(Data extracted from a collection)

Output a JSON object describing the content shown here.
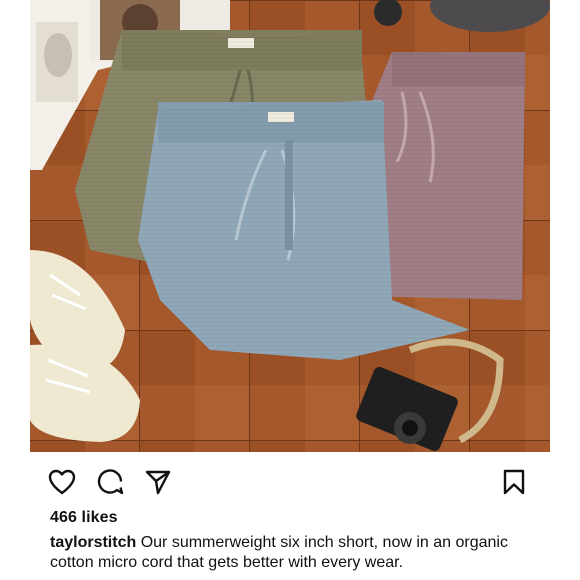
{
  "post": {
    "photo_alt_icon": "product-photo",
    "actions": {
      "like_icon": "heart-icon",
      "comment_icon": "speech-bubble-icon",
      "share_icon": "paper-plane-icon",
      "save_icon": "bookmark-icon"
    },
    "likes_text": "466 likes",
    "caption": {
      "username": "taylorstitch",
      "text": "Our summerweight six inch short, now in an organic cotton micro cord that gets better with every wear."
    }
  },
  "colors": {
    "background": "#ffffff",
    "text": "#111111",
    "tile": "#a0552a",
    "short_olive": "#8a8a6a",
    "short_blue": "#8fa6b6",
    "short_mauve": "#a07f86",
    "sneaker": "#efe9d2"
  }
}
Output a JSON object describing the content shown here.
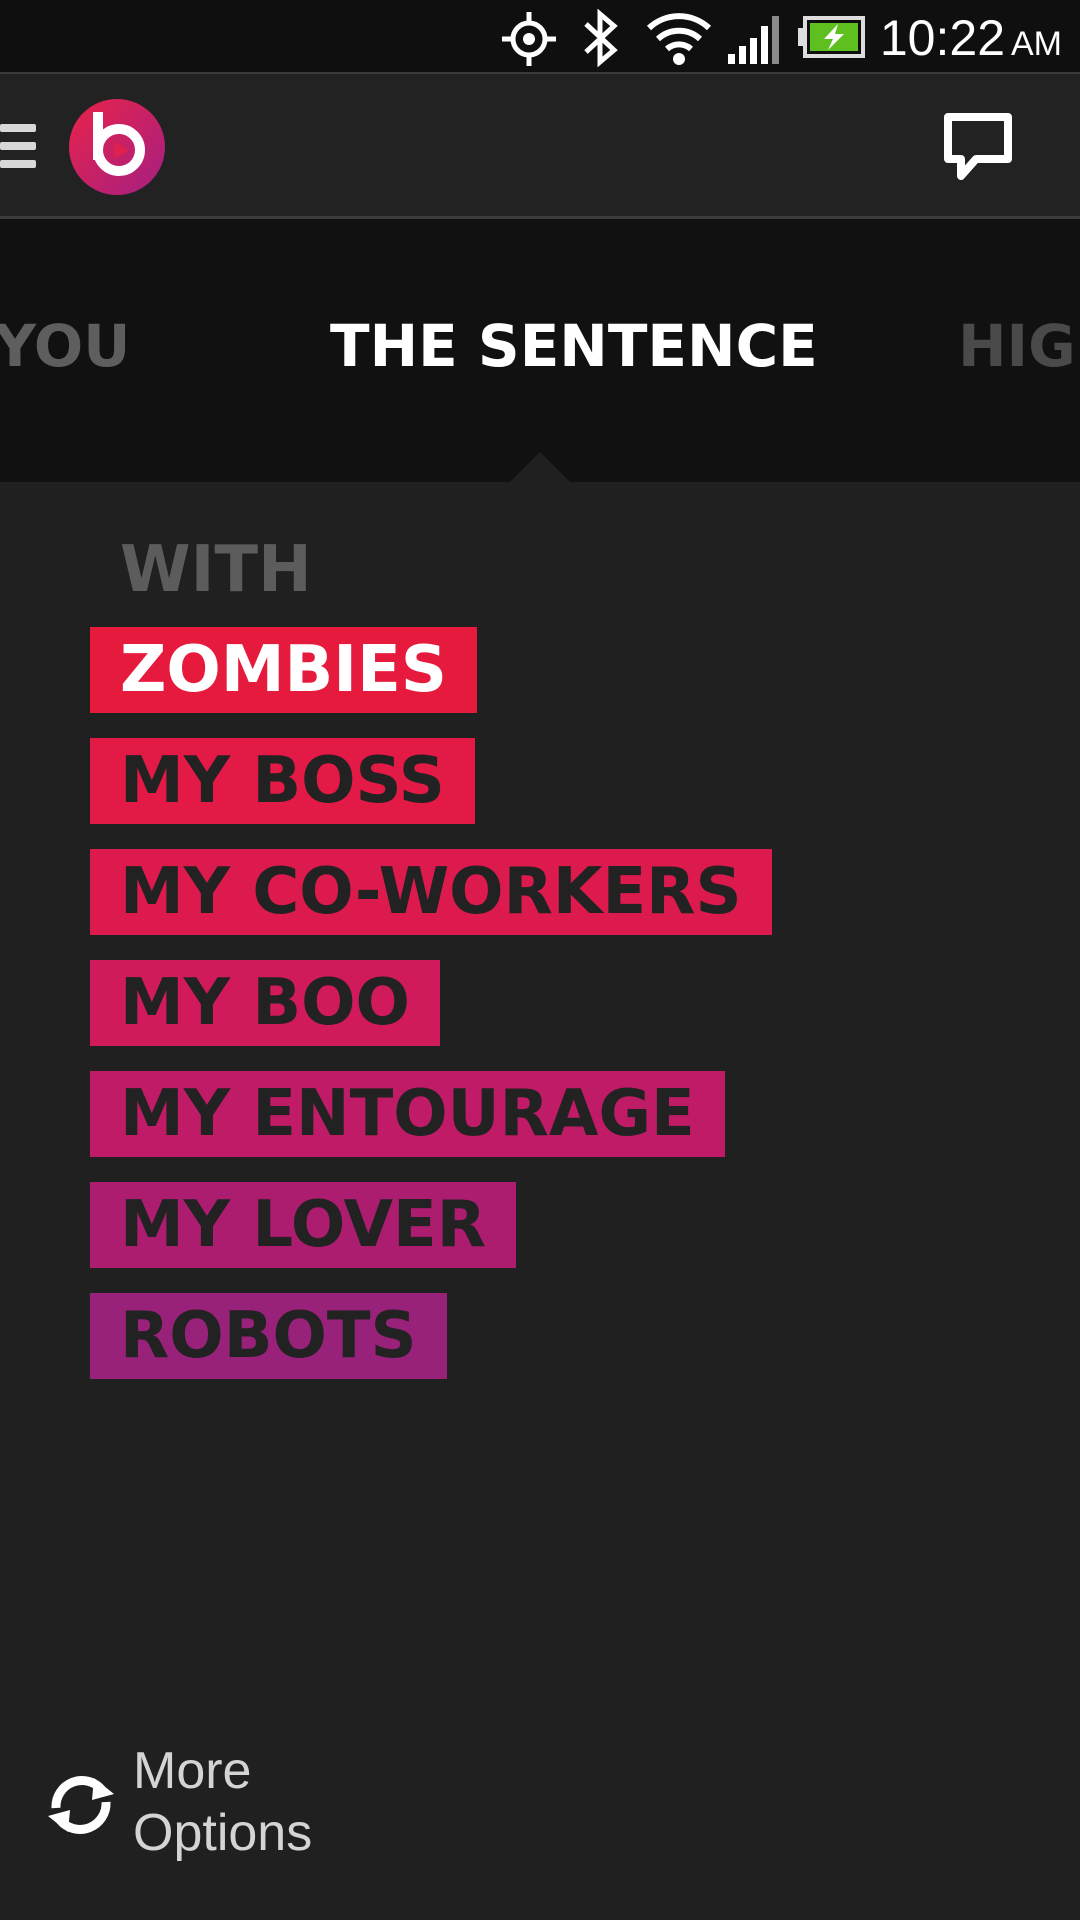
{
  "status_bar": {
    "icons": [
      "gps-icon",
      "bluetooth-icon",
      "wifi-icon",
      "signal-icon",
      "battery-charging-icon"
    ],
    "time": "10:22",
    "ampm": "AM"
  },
  "app_bar": {
    "menu_icon": "hamburger-menu-icon",
    "logo": "beats-logo",
    "chat_icon": "chat-bubble-icon"
  },
  "tabs": [
    {
      "label": "YOU",
      "state": "inactive"
    },
    {
      "label": "THE SENTENCE",
      "state": "active"
    },
    {
      "label": "HIGH",
      "state": "inactive"
    }
  ],
  "sentence": {
    "prompt": "WITH",
    "options": [
      {
        "label": "ZOMBIES",
        "selected": true,
        "color": "#e61a3c"
      },
      {
        "label": "MY BOSS",
        "selected": false,
        "color": "#e21a45"
      },
      {
        "label": "MY CO-WORKERS",
        "selected": false,
        "color": "#dc1a4e"
      },
      {
        "label": "MY BOO",
        "selected": false,
        "color": "#d01a5c"
      },
      {
        "label": "MY ENTOURAGE",
        "selected": false,
        "color": "#bf1b66"
      },
      {
        "label": "MY LOVER",
        "selected": false,
        "color": "#ac1c6f"
      },
      {
        "label": "ROBOTS",
        "selected": false,
        "color": "#98217a"
      }
    ]
  },
  "footer": {
    "more_options": [
      "More",
      "Options"
    ],
    "icon": "refresh-icon"
  },
  "colors": {
    "background": "#202020",
    "tab_strip": "#111111",
    "app_bar": "#222222",
    "accent": "#e61a3c"
  }
}
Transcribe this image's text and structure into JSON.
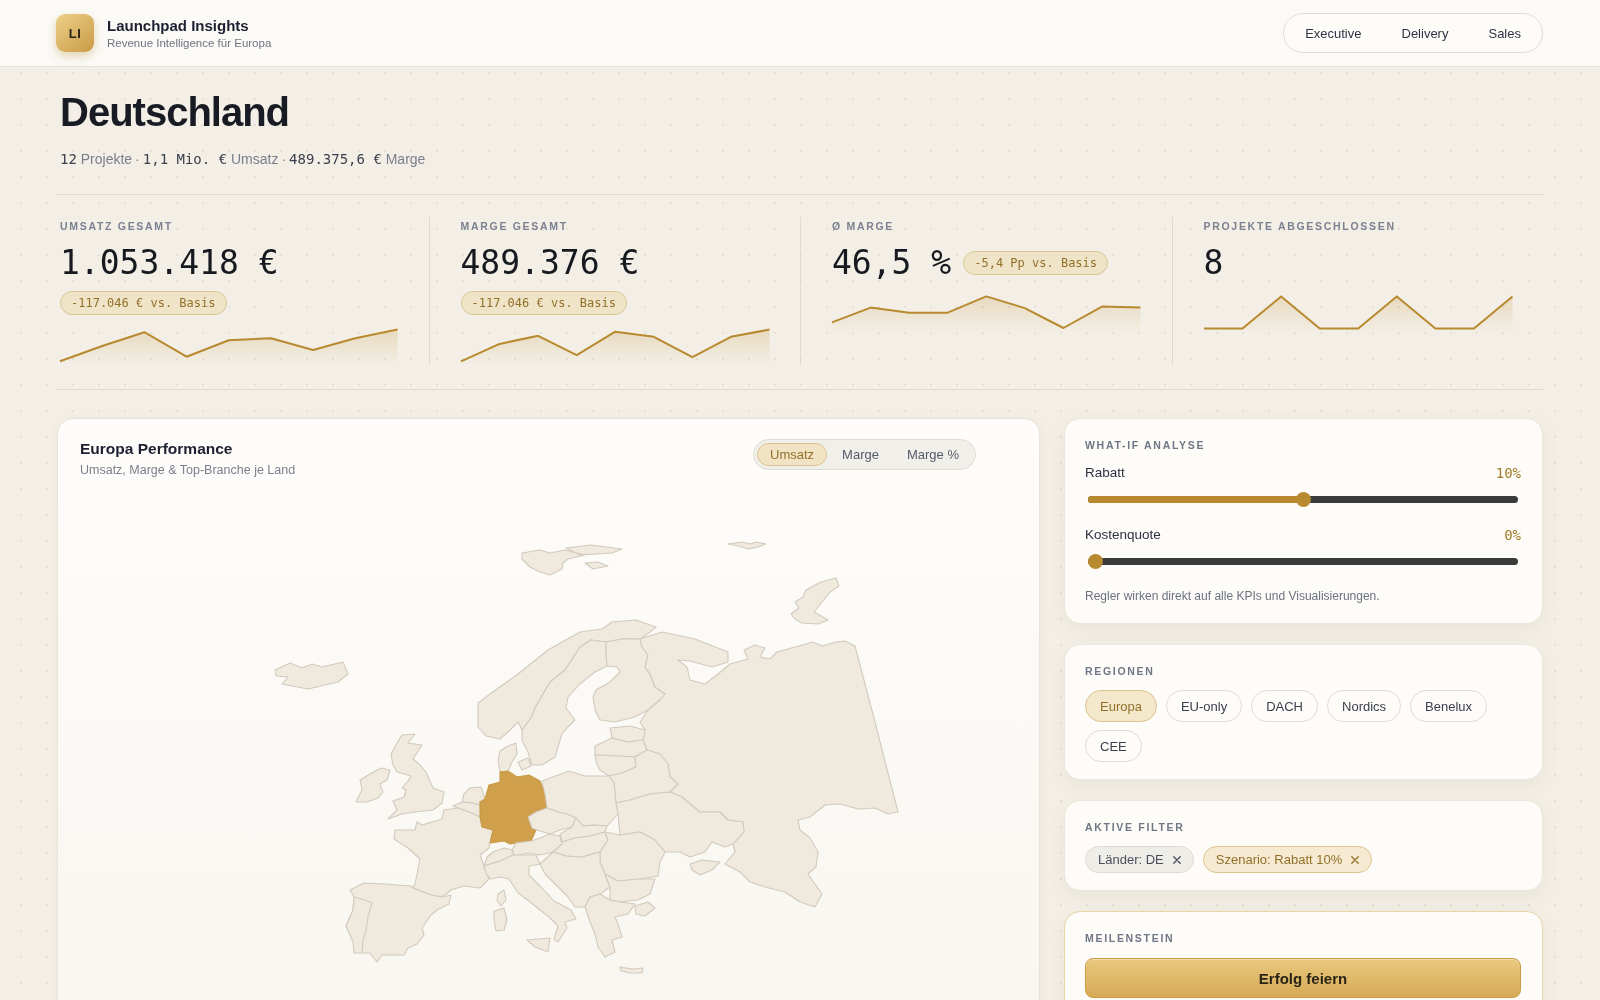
{
  "header": {
    "logo": "LI",
    "title": "Launchpad Insights",
    "subtitle": "Revenue Intelligence für Europa",
    "nav": [
      {
        "label": "Executive",
        "selected": false
      },
      {
        "label": "Delivery",
        "selected": false
      },
      {
        "label": "Sales",
        "selected": false
      }
    ]
  },
  "page": {
    "title": "Deutschland",
    "summary": [
      {
        "amount": "12",
        "metric": "Projekte"
      },
      {
        "separator": "·",
        "amount": "1,1 Mio. €",
        "metric": "Umsatz"
      },
      {
        "separator": "·",
        "amount": "489.375,6 €",
        "metric": "Marge"
      }
    ]
  },
  "kpis": [
    {
      "label": "UMSATZ GESAMT",
      "value": "1.053.418 €",
      "badge": "-117.046 € vs. Basis"
    },
    {
      "label": "MARGE GESAMT",
      "value": "489.376 €",
      "badge": "-117.046 € vs. Basis"
    },
    {
      "label": "Ø MARGE",
      "value": "46,5 %",
      "badge": "-5,4 Pp vs. Basis"
    },
    {
      "label": "PROJEKTE ABGESCHLOSSEN",
      "value": "8"
    }
  ],
  "map_panel": {
    "title": "Europa Performance",
    "subtitle": "Umsatz, Marge & Top-Branche je Land",
    "metrics": [
      {
        "label": "Umsatz",
        "selected": true
      },
      {
        "label": "Marge",
        "selected": false
      },
      {
        "label": "Marge %",
        "selected": false
      }
    ],
    "countries": [
      {
        "kind": "iceland",
        "selected": false
      },
      {
        "kind": "svalbard",
        "selected": false
      },
      {
        "kind": "franzjosef",
        "selected": false
      },
      {
        "kind": "novayazemlya",
        "selected": false
      },
      {
        "kind": "norway",
        "selected": false
      },
      {
        "kind": "sweden",
        "selected": false
      },
      {
        "kind": "finland",
        "selected": false
      },
      {
        "kind": "russia",
        "selected": false
      },
      {
        "kind": "estonia",
        "selected": false
      },
      {
        "kind": "latvia",
        "selected": false
      },
      {
        "kind": "lithuania",
        "selected": false
      },
      {
        "kind": "belarus",
        "selected": false
      },
      {
        "kind": "ukraine",
        "selected": false
      },
      {
        "kind": "uk",
        "selected": false
      },
      {
        "kind": "ireland",
        "selected": false
      },
      {
        "kind": "denmark",
        "selected": false
      },
      {
        "kind": "zealand",
        "selected": false
      },
      {
        "kind": "netherlands",
        "selected": false
      },
      {
        "kind": "belgium",
        "selected": false
      },
      {
        "kind": "france",
        "selected": false
      },
      {
        "kind": "spain",
        "selected": false
      },
      {
        "kind": "portugal",
        "selected": false
      },
      {
        "kind": "germany",
        "selected": true
      },
      {
        "kind": "poland",
        "selected": false
      },
      {
        "kind": "czechia",
        "selected": false
      },
      {
        "kind": "slovakia",
        "selected": false
      },
      {
        "kind": "austria",
        "selected": false
      },
      {
        "kind": "switzerland",
        "selected": false
      },
      {
        "kind": "hungary",
        "selected": false
      },
      {
        "kind": "romania",
        "selected": false
      },
      {
        "kind": "italy",
        "selected": false
      },
      {
        "kind": "corsica",
        "selected": false
      },
      {
        "kind": "sardinia",
        "selected": false
      },
      {
        "kind": "sicily",
        "selected": false
      },
      {
        "kind": "balkans",
        "selected": false
      },
      {
        "kind": "bulgaria",
        "selected": false
      },
      {
        "kind": "greece",
        "selected": false
      },
      {
        "kind": "turkey",
        "selected": false
      },
      {
        "kind": "crete",
        "selected": false
      }
    ]
  },
  "what_if": {
    "title": "WHAT-IF ANALYSE",
    "sliders": [
      {
        "label": "Rabatt",
        "reading": "10%",
        "level": 0.5
      },
      {
        "label": "Kostenquote",
        "reading": "0%",
        "level": 0
      }
    ],
    "note": "Regler wirken direkt auf alle KPIs und Visualisierungen."
  },
  "regions": {
    "title": "REGIONEN",
    "chips": [
      {
        "label": "Europa",
        "selected": true
      },
      {
        "label": "EU-only",
        "selected": false
      },
      {
        "label": "DACH",
        "selected": false
      },
      {
        "label": "Nordics",
        "selected": false
      },
      {
        "label": "Benelux",
        "selected": false
      },
      {
        "label": "CEE",
        "selected": false
      }
    ]
  },
  "active_filters": {
    "title": "AKTIVE FILTER",
    "filters": [
      {
        "label": "Länder: DE",
        "kind": "country"
      },
      {
        "label": "Szenario: Rabatt 10%",
        "kind": "scenario"
      }
    ]
  },
  "milestone": {
    "title": "MEILENSTEIN",
    "button": "Erfolg feiern"
  }
}
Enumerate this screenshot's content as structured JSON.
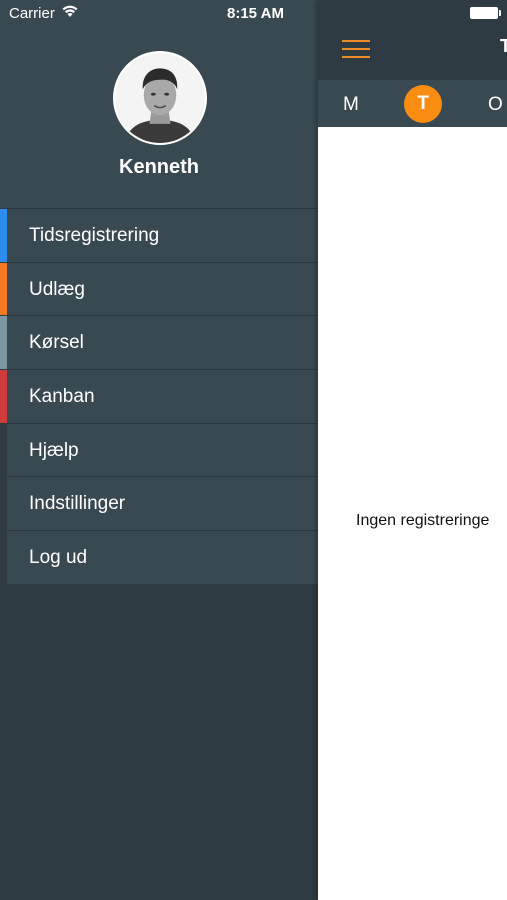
{
  "status_bar": {
    "carrier": "Carrier",
    "time": "8:15 AM"
  },
  "drawer": {
    "user_name": "Kenneth",
    "menu": [
      {
        "label": "Tidsregistrering",
        "accent": "#2d8cf0"
      },
      {
        "label": "Udlæg",
        "accent": "#f47920"
      },
      {
        "label": "Kørsel",
        "accent": "#7d97a3"
      },
      {
        "label": "Kanban",
        "accent": "#d03b3b"
      },
      {
        "label": "Hjælp",
        "accent": ""
      },
      {
        "label": "Indstillinger",
        "accent": ""
      },
      {
        "label": "Log ud",
        "accent": ""
      }
    ]
  },
  "main": {
    "title": "T",
    "days": {
      "monday": "M",
      "selected": "T",
      "wednesday": "O"
    },
    "empty_message": "Ingen registreringe"
  },
  "colors": {
    "orange": "#f88d12",
    "dark": "#2e3b42",
    "panel": "#394951"
  }
}
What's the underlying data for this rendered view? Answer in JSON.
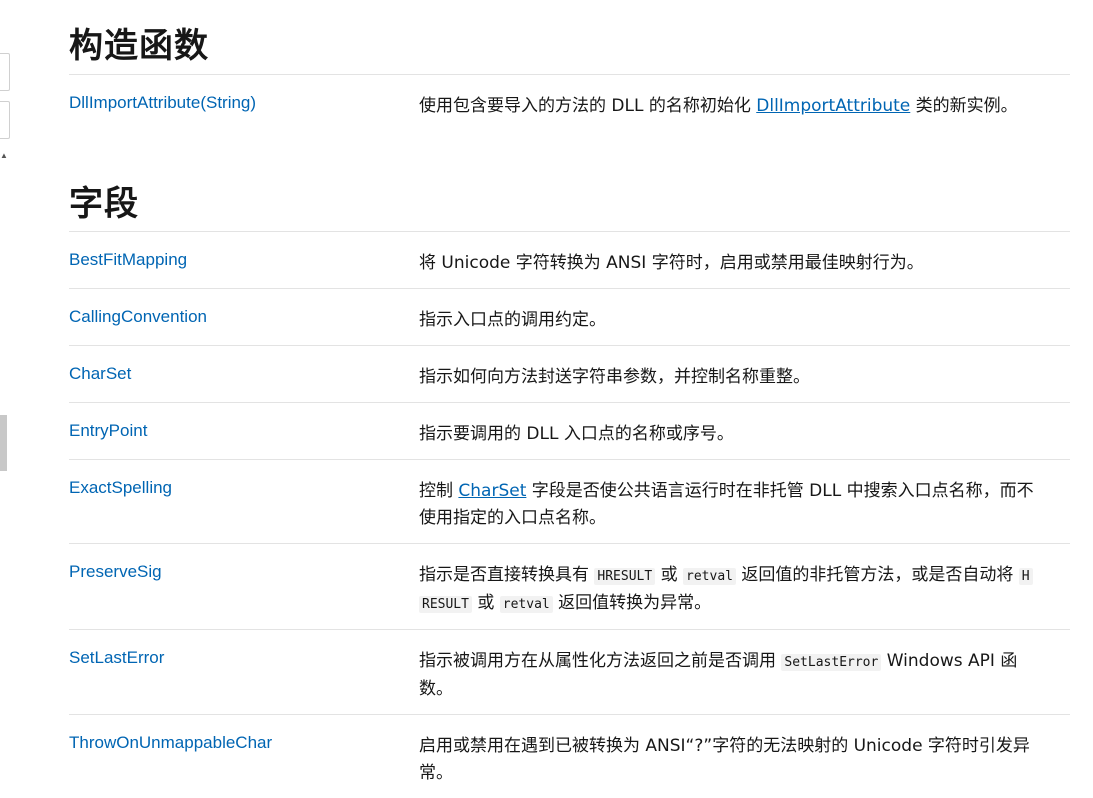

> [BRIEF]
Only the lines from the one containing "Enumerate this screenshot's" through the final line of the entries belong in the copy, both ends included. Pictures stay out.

> [COMPLETED EXERCISE]
Enumerate this screenshot's content as structured JSON.
{
  "status_bar": {
    "carrier": "Carrier",
    "time": "8:15 AM"
  },
  "drawer": {
    "user_name": "Kenneth",
    "menu": [
      {
        "label": "Tidsregistrering",
        "accent": "#2d8cf0"
      },
      {
        "label": "Udlæg",
        "accent": "#f47920"
      },
      {
        "label": "Kørsel",
        "accent": "#7d97a3"
      },
      {
        "label": "Kanban",
        "accent": "#d03b3b"
      },
      {
        "label": "Hjælp",
        "accent": ""
      },
      {
        "label": "Indstillinger",
        "accent": ""
      },
      {
        "label": "Log ud",
        "accent": ""
      }
    ]
  },
  "main": {
    "title": "T",
    "days": {
      "monday": "M",
      "selected": "T",
      "wednesday": "O"
    },
    "empty_message": "Ingen registreringe"
  },
  "colors": {
    "orange": "#f88d12",
    "dark": "#2e3b42",
    "panel": "#394951"
  }
}
What's the underlying data for this rendered view? Answer in JSON.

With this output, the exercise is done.